District 401 teachers do this by administering Student Growth Assessments (SGA) twice a year. SGAs are assessments developed or adopted and approved by a school district and used on a districtwide basis by all teachers in a given grade or subject area

SGA pre-tests are given early in the school year to students at all grade levels, from pre-kindergarten to 12th grade. SGA post-tests are given in the late fall and early winter, also to students at all grade levels. 

The assessment windows for 2018-19 are Aug. 15 to Sept. 3 (pre-test) and Nov. 1 to Jan. 25 (post-test).

The WIDA Measure of Developing English Language (MODEL) is a suite of English language proficiency assessments for English learner students in kindergarten through grade 12. It is designed to measure student progress in English language development.

The WIDA Screener is an English language proficiency assessment given to new students in grades 1–12 to help educators identify whether they are English learners. 

Students are given the MODEL or Screener assessments based on the results of the District's Home Language Survey.

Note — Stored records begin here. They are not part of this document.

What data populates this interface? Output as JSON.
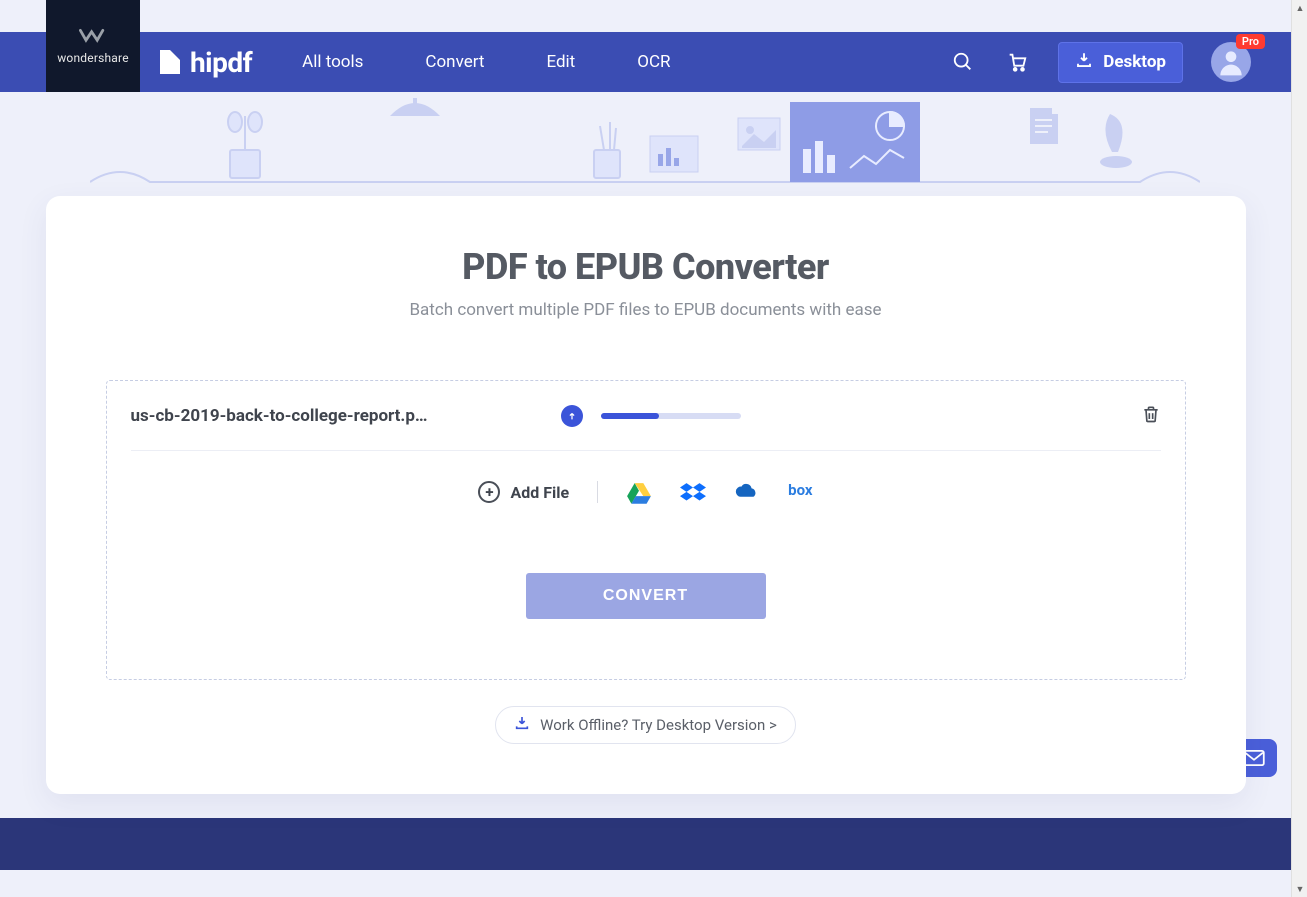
{
  "brand": {
    "parent": "wondershare",
    "product": "hipdf"
  },
  "nav": {
    "all_tools": "All tools",
    "convert": "Convert",
    "edit": "Edit",
    "ocr": "OCR"
  },
  "header": {
    "desktop_label": "Desktop",
    "pro_badge": "Pro"
  },
  "page": {
    "title": "PDF to EPUB Converter",
    "subtitle": "Batch convert multiple PDF files to EPUB documents with ease"
  },
  "file": {
    "name": "us-cb-2019-back-to-college-report.p…",
    "progress_percent": 42
  },
  "actions": {
    "add_file": "Add File",
    "convert": "CONVERT",
    "offline": "Work Offline? Try Desktop Version >"
  },
  "cloud_sources": {
    "gdrive": "google-drive-icon",
    "dropbox": "dropbox-icon",
    "onedrive": "onedrive-icon",
    "box": "box-icon"
  }
}
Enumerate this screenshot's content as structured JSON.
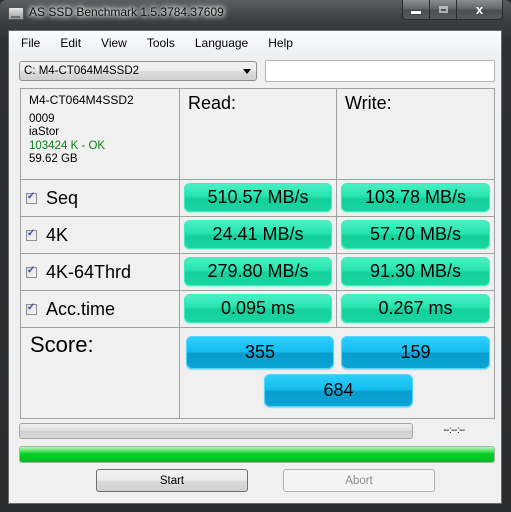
{
  "window": {
    "title": "AS SSD Benchmark 1.5.3784.37609",
    "controls": {
      "minimize": "minimize",
      "maximize": "maximize",
      "close": "x"
    }
  },
  "menu": [
    {
      "label": "File"
    },
    {
      "label": "Edit"
    },
    {
      "label": "View"
    },
    {
      "label": "Tools"
    },
    {
      "label": "Language"
    },
    {
      "label": "Help"
    }
  ],
  "drive_select": {
    "value": "C: M4-CT064M4SSD2"
  },
  "info_field": {
    "value": ""
  },
  "drive_info": {
    "model": "M4-CT064M4SSD2",
    "firmware": "0009",
    "driver": "iaStor",
    "alignment": "103424 K - OK",
    "capacity": "59.62 GB"
  },
  "headers": {
    "read": "Read:",
    "write": "Write:"
  },
  "tests": [
    {
      "label": "Seq",
      "checked": true,
      "read": "510.57 MB/s",
      "write": "103.78 MB/s"
    },
    {
      "label": "4K",
      "checked": true,
      "read": "24.41 MB/s",
      "write": "57.70 MB/s"
    },
    {
      "label": "4K-64Thrd",
      "checked": true,
      "read": "279.80 MB/s",
      "write": "91.30 MB/s"
    },
    {
      "label": "Acc.time",
      "checked": true,
      "read": "0.095 ms",
      "write": "0.267 ms"
    }
  ],
  "score": {
    "label": "Score:",
    "read": "355",
    "write": "159",
    "total": "684"
  },
  "progress": {
    "current_percent": 0,
    "total_percent": 100,
    "time": "--:--:--"
  },
  "buttons": {
    "start": "Start",
    "abort": "Abort"
  },
  "colors": {
    "result_green": "#25e4b0",
    "score_blue": "#13bdf0",
    "progress_green": "#00c423",
    "alignment_ok": "#0d7d1b"
  }
}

WIDA is an organization based at the Wisconsin Center for Education Research on the campus of the University of Wisconsin-Madison. "WIDA" originally stood for "World-Class Instructional Design and Assessment," but the organization now goes by its acronym, "WIDA."

MODEL test items are written to WIDA's five English language development standards:

(1) Social & Instructional Language
(2) Language of Language Arts
(3) Language of Mathematics
(4) Language of Science
(5) Language of Social Studies

The items assess the four language domains of listening, speaking, reading and writing. The listening and reading domains consist of multiple-choice questions. The writing and speaking domains consist of performance tasks administered and scored by local test administrators.

The WIDA MODEL is used to determine tier placement on ACCESS for ELLs, the annual language proficiency assessment of English learners required by the State of Illinois. It is also used to guide instructional and curricular decisions.

The WIDA Screener also aligns to the five English language development standards mentioned above. Like the MODEL, the Screener assesses each of the four language domains of listening, speaking, reading and writing. It reports proficiency-level scores for each language domain and for three composite scores: oral language, literacy and overall score.

If a student is identified as an English learner, the proficiency-level scores from the WIDA Screener can be used by educators to compare across ELs and to plan differentiated levels of support for each child.

The 2018-19 assessment window for both the WIDA MODEL and the WIDA Screener is Aug. 15 to Sept. 16.

District 401’s Policy on Testing and Assessment


Our procedures and practices in this area are governed by District 401’s policy on testing and assessment, which can be found in Section 6:340 of the Board of Education’s District Policy Manual. The policy includes the following directives:

The Superintendent or designee shall manage the student assessment program that, at a minimum:

  1. Administers the State assessment system, known as the Partnership for Assessment of Readiness for College and Careers (PARCC), to all students and/or any other appropriate assessment methods and instruments, including norm and criterion-referenced achievement tests, aptitude tests, proficiency tests, and teacher-developed tests.   
  2. Informs students of the timelines and procedures applicable to their participation in every State assessment.   
  3. Provides each student’s parents/guardians with the results or scores of each State assessment and an evaluation of the student’s progress. See Policy 6:280, Grading and Promotion.   
  4. Utilizes professional testing practices.

Overall student assessment data on tests required by State law will be aggregated by the District and reported, along with other information, on the District’s annual report card. Board Policy 7:340, "Student Records," and its implementing procedures govern record-keeping and access issues.